== SOURCE DATA ==

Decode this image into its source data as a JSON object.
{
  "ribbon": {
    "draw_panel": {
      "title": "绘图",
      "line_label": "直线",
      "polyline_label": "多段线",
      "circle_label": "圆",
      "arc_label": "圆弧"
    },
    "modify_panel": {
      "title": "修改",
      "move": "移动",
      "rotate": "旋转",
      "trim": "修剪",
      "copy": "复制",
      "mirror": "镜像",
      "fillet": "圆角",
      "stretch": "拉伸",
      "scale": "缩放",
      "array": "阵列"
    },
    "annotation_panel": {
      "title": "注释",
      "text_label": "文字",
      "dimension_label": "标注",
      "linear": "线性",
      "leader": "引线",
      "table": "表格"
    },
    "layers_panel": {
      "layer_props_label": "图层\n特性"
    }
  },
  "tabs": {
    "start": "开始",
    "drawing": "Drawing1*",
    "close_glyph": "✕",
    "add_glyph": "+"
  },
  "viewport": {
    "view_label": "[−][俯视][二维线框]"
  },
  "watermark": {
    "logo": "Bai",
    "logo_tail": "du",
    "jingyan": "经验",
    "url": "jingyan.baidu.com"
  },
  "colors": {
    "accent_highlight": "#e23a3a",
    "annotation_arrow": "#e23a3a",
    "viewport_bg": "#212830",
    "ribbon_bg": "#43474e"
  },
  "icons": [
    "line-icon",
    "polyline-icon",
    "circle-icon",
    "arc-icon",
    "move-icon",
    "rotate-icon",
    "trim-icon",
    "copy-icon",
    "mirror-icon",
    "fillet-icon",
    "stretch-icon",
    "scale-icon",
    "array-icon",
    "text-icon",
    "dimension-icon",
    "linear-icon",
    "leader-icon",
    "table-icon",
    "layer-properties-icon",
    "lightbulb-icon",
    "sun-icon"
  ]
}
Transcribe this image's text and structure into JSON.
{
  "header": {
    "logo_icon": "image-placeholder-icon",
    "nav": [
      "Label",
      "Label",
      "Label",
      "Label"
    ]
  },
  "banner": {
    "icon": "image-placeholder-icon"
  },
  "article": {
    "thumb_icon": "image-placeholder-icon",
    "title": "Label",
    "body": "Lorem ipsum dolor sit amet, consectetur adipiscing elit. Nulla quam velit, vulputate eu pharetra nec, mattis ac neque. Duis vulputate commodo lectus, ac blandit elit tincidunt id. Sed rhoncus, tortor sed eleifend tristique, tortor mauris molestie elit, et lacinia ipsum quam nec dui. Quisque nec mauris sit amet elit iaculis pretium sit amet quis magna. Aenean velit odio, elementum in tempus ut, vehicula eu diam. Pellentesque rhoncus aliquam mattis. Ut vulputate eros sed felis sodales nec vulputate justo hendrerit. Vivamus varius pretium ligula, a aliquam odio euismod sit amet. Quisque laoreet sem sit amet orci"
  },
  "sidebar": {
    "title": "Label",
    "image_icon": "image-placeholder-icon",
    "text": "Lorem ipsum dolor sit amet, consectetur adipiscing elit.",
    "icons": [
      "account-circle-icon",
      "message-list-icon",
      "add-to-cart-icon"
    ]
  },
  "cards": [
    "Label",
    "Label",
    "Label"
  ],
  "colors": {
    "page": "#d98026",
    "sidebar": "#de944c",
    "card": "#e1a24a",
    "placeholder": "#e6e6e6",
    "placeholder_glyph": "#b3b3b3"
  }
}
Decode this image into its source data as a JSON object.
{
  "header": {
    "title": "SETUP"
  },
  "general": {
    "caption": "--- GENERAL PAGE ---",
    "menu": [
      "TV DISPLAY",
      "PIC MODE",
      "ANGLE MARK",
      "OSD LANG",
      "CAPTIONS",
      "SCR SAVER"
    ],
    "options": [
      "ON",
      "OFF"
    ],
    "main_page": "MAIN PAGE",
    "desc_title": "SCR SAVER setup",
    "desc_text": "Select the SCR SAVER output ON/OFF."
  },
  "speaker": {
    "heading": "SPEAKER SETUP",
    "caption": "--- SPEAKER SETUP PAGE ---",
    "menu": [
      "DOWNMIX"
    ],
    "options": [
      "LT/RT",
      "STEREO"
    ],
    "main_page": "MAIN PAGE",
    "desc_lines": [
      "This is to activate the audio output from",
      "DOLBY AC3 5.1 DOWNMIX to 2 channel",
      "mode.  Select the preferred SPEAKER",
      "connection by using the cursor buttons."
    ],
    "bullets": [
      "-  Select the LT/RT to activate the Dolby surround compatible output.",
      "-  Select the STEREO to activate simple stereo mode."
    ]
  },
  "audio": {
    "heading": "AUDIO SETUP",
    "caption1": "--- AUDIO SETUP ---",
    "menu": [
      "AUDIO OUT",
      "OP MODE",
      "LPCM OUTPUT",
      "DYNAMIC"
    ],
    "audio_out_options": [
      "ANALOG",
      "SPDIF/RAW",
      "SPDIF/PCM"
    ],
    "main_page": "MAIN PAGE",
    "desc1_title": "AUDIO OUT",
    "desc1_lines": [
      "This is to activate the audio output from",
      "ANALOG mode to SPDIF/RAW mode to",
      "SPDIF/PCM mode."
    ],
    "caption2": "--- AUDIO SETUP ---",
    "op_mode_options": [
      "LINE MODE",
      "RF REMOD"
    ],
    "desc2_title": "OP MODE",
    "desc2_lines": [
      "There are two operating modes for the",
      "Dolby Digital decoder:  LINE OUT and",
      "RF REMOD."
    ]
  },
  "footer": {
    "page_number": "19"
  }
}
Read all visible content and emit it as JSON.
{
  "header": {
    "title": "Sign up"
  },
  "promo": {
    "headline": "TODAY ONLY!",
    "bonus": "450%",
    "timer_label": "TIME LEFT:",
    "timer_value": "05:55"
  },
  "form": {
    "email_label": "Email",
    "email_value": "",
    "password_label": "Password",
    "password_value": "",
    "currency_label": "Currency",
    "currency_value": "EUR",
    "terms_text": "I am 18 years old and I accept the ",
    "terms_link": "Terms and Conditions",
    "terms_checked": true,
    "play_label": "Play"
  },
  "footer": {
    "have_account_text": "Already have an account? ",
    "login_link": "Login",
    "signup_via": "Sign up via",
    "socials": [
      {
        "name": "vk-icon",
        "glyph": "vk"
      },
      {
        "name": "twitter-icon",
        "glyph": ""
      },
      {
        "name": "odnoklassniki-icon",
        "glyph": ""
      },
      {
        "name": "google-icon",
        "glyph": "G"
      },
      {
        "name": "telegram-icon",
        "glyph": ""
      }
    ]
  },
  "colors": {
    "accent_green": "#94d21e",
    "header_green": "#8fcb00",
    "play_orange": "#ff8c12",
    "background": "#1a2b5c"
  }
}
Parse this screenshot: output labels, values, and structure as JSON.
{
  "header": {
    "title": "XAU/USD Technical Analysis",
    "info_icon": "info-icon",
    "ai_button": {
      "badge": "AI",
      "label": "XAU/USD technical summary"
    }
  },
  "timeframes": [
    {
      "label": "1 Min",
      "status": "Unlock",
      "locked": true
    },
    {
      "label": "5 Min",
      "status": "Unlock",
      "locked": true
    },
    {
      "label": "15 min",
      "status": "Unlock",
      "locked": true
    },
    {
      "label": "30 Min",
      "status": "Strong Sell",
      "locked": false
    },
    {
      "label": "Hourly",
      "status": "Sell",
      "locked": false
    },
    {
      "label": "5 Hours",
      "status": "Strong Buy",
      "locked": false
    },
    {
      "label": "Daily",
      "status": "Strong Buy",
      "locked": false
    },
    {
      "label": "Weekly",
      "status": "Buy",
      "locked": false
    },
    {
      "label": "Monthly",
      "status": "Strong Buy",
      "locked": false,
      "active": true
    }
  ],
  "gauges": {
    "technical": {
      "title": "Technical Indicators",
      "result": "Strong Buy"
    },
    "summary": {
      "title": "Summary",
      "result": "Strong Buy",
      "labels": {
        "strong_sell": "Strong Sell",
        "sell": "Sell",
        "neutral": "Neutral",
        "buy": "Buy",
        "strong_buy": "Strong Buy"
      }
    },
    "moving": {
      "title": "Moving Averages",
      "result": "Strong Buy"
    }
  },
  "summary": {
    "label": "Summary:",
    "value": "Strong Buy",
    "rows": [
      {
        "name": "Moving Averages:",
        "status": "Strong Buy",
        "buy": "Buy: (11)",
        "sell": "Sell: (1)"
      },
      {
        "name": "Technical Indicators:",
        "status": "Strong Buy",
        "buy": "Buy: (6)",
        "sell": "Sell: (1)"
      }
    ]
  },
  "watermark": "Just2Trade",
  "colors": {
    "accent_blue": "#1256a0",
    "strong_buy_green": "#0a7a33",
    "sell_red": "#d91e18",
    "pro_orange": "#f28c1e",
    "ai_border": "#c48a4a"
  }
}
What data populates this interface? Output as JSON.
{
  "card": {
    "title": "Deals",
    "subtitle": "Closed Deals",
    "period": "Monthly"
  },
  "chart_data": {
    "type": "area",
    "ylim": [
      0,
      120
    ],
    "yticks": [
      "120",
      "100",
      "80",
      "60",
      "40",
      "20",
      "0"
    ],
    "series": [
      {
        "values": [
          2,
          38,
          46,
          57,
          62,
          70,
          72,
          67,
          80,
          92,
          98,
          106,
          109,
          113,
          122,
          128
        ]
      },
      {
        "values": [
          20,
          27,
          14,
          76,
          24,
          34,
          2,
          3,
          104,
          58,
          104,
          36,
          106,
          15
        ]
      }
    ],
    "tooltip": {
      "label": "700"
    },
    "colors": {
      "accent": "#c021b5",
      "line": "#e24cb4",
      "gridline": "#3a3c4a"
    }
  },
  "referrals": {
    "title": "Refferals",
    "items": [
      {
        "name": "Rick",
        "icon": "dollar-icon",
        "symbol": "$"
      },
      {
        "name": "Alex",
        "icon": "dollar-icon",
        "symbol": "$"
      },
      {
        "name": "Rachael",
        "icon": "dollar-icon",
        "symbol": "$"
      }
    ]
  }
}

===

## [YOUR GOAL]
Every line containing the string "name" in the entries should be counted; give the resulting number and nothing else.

## [ANSWER TO THIS PROBLEM]
10